■ **WORK REQUIRED**:
Please retype all of the data below, word for word.
——————
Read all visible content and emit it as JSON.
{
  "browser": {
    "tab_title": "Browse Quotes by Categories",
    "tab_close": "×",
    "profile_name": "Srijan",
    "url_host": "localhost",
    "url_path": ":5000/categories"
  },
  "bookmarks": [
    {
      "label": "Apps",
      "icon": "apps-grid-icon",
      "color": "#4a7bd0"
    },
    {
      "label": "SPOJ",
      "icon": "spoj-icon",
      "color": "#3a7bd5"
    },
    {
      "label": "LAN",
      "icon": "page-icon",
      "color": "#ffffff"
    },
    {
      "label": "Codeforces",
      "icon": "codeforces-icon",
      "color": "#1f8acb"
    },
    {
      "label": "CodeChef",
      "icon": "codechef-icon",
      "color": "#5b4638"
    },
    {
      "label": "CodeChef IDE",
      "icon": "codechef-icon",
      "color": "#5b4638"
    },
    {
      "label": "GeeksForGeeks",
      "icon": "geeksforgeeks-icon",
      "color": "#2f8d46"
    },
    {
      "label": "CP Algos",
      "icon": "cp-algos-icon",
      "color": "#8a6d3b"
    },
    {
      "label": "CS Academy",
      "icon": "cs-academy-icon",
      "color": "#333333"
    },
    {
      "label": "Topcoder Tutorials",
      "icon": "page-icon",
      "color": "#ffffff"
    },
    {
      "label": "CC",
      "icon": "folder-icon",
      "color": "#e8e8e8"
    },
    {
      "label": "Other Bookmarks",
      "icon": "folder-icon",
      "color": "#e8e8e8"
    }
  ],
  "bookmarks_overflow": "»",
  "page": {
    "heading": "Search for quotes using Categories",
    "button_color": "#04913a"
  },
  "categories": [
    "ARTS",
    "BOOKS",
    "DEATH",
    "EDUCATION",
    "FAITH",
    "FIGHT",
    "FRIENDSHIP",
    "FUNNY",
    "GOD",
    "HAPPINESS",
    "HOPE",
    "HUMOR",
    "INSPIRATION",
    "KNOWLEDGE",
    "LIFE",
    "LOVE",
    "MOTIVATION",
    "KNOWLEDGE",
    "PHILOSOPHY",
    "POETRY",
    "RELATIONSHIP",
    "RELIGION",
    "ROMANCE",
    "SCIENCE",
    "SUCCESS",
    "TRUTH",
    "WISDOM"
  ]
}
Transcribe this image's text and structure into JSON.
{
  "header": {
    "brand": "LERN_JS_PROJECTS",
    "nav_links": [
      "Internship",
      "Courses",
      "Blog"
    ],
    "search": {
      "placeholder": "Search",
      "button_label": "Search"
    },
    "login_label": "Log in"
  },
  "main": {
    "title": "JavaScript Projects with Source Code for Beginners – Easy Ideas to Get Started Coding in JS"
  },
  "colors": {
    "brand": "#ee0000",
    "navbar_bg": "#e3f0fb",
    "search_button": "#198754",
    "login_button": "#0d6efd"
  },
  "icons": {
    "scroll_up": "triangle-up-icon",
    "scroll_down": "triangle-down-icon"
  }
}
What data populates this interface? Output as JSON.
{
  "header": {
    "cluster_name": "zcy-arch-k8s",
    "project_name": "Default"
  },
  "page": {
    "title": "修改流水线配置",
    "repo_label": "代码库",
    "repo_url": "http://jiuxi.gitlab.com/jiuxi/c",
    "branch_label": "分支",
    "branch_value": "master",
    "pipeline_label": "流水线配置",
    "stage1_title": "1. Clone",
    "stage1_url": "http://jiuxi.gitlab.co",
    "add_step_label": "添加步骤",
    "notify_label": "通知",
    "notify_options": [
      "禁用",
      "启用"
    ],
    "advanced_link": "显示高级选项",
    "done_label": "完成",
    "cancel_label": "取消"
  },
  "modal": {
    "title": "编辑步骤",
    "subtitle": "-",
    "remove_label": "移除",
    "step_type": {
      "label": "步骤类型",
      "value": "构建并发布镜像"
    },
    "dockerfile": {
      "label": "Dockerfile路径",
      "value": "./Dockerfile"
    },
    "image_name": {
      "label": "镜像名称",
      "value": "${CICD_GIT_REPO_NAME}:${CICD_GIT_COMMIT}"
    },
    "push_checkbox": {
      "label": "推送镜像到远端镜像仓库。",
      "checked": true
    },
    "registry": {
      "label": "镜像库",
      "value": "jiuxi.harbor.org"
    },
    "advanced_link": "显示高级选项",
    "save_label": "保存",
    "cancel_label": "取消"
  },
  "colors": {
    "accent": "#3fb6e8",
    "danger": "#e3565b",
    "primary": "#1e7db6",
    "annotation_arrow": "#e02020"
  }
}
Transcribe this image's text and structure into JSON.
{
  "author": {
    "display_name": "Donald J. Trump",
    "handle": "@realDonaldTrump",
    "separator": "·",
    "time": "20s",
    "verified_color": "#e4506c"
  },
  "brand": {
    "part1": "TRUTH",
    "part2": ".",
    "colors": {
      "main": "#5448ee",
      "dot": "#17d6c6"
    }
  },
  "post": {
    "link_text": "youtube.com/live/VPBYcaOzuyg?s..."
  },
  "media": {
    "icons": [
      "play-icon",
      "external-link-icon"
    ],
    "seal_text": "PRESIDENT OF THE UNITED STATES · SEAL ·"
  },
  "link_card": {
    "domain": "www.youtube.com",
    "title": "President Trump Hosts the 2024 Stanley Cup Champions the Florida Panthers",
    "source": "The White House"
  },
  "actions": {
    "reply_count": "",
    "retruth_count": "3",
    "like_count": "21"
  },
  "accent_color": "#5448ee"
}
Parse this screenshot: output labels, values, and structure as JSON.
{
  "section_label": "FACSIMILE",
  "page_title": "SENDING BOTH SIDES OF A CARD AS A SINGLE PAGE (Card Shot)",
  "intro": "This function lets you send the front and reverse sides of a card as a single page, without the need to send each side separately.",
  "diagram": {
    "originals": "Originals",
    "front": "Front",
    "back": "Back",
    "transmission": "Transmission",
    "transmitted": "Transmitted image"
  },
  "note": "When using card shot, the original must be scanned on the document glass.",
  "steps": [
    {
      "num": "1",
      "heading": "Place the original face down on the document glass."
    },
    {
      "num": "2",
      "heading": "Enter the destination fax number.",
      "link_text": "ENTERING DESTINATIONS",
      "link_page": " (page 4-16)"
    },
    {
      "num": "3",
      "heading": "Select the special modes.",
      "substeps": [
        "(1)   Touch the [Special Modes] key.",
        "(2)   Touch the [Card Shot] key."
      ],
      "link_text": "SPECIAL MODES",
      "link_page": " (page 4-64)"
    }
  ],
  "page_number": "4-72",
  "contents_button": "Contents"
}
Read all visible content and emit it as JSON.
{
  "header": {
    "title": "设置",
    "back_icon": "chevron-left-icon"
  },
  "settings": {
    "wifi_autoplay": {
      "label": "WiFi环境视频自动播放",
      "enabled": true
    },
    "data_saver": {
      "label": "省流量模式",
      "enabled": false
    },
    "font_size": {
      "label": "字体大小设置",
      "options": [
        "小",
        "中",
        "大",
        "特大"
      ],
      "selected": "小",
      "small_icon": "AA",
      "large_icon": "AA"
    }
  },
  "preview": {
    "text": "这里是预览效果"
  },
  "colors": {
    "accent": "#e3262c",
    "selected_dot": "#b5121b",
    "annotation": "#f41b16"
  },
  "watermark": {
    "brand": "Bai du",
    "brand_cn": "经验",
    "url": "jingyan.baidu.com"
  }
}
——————
■ **ANSWER FOR THE TASK**:
Read all visible content and emit it as JSON.
{
  "browser": {
    "tab_title": "Browse Quotes by Categories",
    "tab_close": "×",
    "profile_name": "Srijan",
    "url_host": "localhost",
    "url_path": ":5000/categories"
  },
  "bookmarks": [
    {
      "label": "Apps",
      "icon": "apps-grid-icon",
      "color": "#4a7bd0"
    },
    {
      "label": "SPOJ",
      "icon": "spoj-icon",
      "color": "#3a7bd5"
    },
    {
      "label": "LAN",
      "icon": "page-icon",
      "color": "#ffffff"
    },
    {
      "label": "Codeforces",
      "icon": "codeforces-icon",
      "color": "#1f8acb"
    },
    {
      "label": "CodeChef",
      "icon": "codechef-icon",
      "color": "#5b4638"
    },
    {
      "label": "CodeChef IDE",
      "icon": "codechef-icon",
      "color": "#5b4638"
    },
    {
      "label": "GeeksForGeeks",
      "icon": "geeksforgeeks-icon",
      "color": "#2f8d46"
    },
    {
      "label": "CP Algos",
      "icon": "cp-algos-icon",
      "color": "#8a6d3b"
    },
    {
      "label": "CS Academy",
      "icon": "cs-academy-icon",
      "color": "#333333"
    },
    {
      "label": "Topcoder Tutorials",
      "icon": "page-icon",
      "color": "#ffffff"
    },
    {
      "label": "CC",
      "icon": "folder-icon",
      "color": "#e8e8e8"
    },
    {
      "label": "Other Bookmarks",
      "icon": "folder-icon",
      "color": "#e8e8e8"
    }
  ],
  "bookmarks_overflow": "»",
  "page": {
    "heading": "Search for quotes using Categories",
    "button_color": "#04913a"
  },
  "categories": [
    "ARTS",
    "BOOKS",
    "DEATH",
    "EDUCATION",
    "FAITH",
    "FIGHT",
    "FRIENDSHIP",
    "FUNNY",
    "GOD",
    "HAPPINESS",
    "HOPE",
    "HUMOR",
    "INSPIRATION",
    "KNOWLEDGE",
    "LIFE",
    "LOVE",
    "MOTIVATION",
    "KNOWLEDGE",
    "PHILOSOPHY",
    "POETRY",
    "RELATIONSHIP",
    "RELIGION",
    "ROMANCE",
    "SCIENCE",
    "SUCCESS",
    "TRUTH",
    "WISDOM"
  ]
}
Transcribe this image's text and structure into JSON.
{
  "header": {
    "brand": "LERN_JS_PROJECTS",
    "nav_links": [
      "Internship",
      "Courses",
      "Blog"
    ],
    "search": {
      "placeholder": "Search",
      "button_label": "Search"
    },
    "login_label": "Log in"
  },
  "main": {
    "title": "JavaScript Projects with Source Code for Beginners – Easy Ideas to Get Started Coding in JS"
  },
  "colors": {
    "brand": "#ee0000",
    "navbar_bg": "#e3f0fb",
    "search_button": "#198754",
    "login_button": "#0d6efd"
  },
  "icons": {
    "scroll_up": "triangle-up-icon",
    "scroll_down": "triangle-down-icon"
  }
}
What data populates this interface? Output as JSON.
{
  "header": {
    "cluster_name": "zcy-arch-k8s",
    "project_name": "Default"
  },
  "page": {
    "title": "修改流水线配置",
    "repo_label": "代码库",
    "repo_url": "http://jiuxi.gitlab.com/jiuxi/c",
    "branch_label": "分支",
    "branch_value": "master",
    "pipeline_label": "流水线配置",
    "stage1_title": "1. Clone",
    "stage1_url": "http://jiuxi.gitlab.co",
    "add_step_label": "添加步骤",
    "notify_label": "通知",
    "notify_options": [
      "禁用",
      "启用"
    ],
    "advanced_link": "显示高级选项",
    "done_label": "完成",
    "cancel_label": "取消"
  },
  "modal": {
    "title": "编辑步骤",
    "subtitle": "-",
    "remove_label": "移除",
    "step_type": {
      "label": "步骤类型",
      "value": "构建并发布镜像"
    },
    "dockerfile": {
      "label": "Dockerfile路径",
      "value": "./Dockerfile"
    },
    "image_name": {
      "label": "镜像名称",
      "value": "${CICD_GIT_REPO_NAME}:${CICD_GIT_COMMIT}"
    },
    "push_checkbox": {
      "label": "推送镜像到远端镜像仓库。",
      "checked": true
    },
    "registry": {
      "label": "镜像库",
      "value": "jiuxi.harbor.org"
    },
    "advanced_link": "显示高级选项",
    "save_label": "保存",
    "cancel_label": "取消"
  },
  "colors": {
    "accent": "#3fb6e8",
    "danger": "#e3565b",
    "primary": "#1e7db6",
    "annotation_arrow": "#e02020"
  }
}
Transcribe this image's text and structure into JSON.
{
  "author": {
    "display_name": "Donald J. Trump",
    "handle": "@realDonaldTrump",
    "separator": "·",
    "time": "20s",
    "verified_color": "#e4506c"
  },
  "brand": {
    "part1": "TRUTH",
    "part2": ".",
    "colors": {
      "main": "#5448ee",
      "dot": "#17d6c6"
    }
  },
  "post": {
    "link_text": "youtube.com/live/VPBYcaOzuyg?s..."
  },
  "media": {
    "icons": [
      "play-icon",
      "external-link-icon"
    ],
    "seal_text": "PRESIDENT OF THE UNITED STATES · SEAL ·"
  },
  "link_card": {
    "domain": "www.youtube.com",
    "title": "President Trump Hosts the 2024 Stanley Cup Champions the Florida Panthers",
    "source": "The White House"
  },
  "actions": {
    "reply_count": "",
    "retruth_count": "3",
    "like_count": "21"
  },
  "accent_color": "#5448ee"
}
Parse this screenshot: output labels, values, and structure as JSON.
{
  "section_label": "FACSIMILE",
  "page_title": "SENDING BOTH SIDES OF A CARD AS A SINGLE PAGE (Card Shot)",
  "intro": "This function lets you send the front and reverse sides of a card as a single page, without the need to send each side separately.",
  "diagram": {
    "originals": "Originals",
    "front": "Front",
    "back": "Back",
    "transmission": "Transmission",
    "transmitted": "Transmitted image"
  },
  "note": "When using card shot, the original must be scanned on the document glass.",
  "steps": [
    {
      "num": "1",
      "heading": "Place the original face down on the document glass."
    },
    {
      "num": "2",
      "heading": "Enter the destination fax number.",
      "link_text": "ENTERING DESTINATIONS",
      "link_page": " (page 4-16)"
    },
    {
      "num": "3",
      "heading": "Select the special modes.",
      "substeps": [
        "(1)   Touch the [Special Modes] key.",
        "(2)   Touch the [Card Shot] key."
      ],
      "link_text": "SPECIAL MODES",
      "link_page": " (page 4-64)"
    }
  ],
  "page_number": "4-72",
  "contents_button": "Contents"
}
Read all visible content and emit it as JSON.
{
  "header": {
    "title": "设置",
    "back_icon": "chevron-left-icon"
  },
  "settings": {
    "wifi_autoplay": {
      "label": "WiFi环境视频自动播放",
      "enabled": true
    },
    "data_saver": {
      "label": "省流量模式",
      "enabled": false
    },
    "font_size": {
      "label": "字体大小设置",
      "options": [
        "小",
        "中",
        "大",
        "特大"
      ],
      "selected": "小",
      "small_icon": "AA",
      "large_icon": "AA"
    }
  },
  "preview": {
    "text": "这里是预览效果"
  },
  "colors": {
    "accent": "#e3262c",
    "selected_dot": "#b5121b",
    "annotation": "#f41b16"
  },
  "watermark": {
    "brand": "Bai du",
    "brand_cn": "经验",
    "url": "jingyan.baidu.com"
  }
}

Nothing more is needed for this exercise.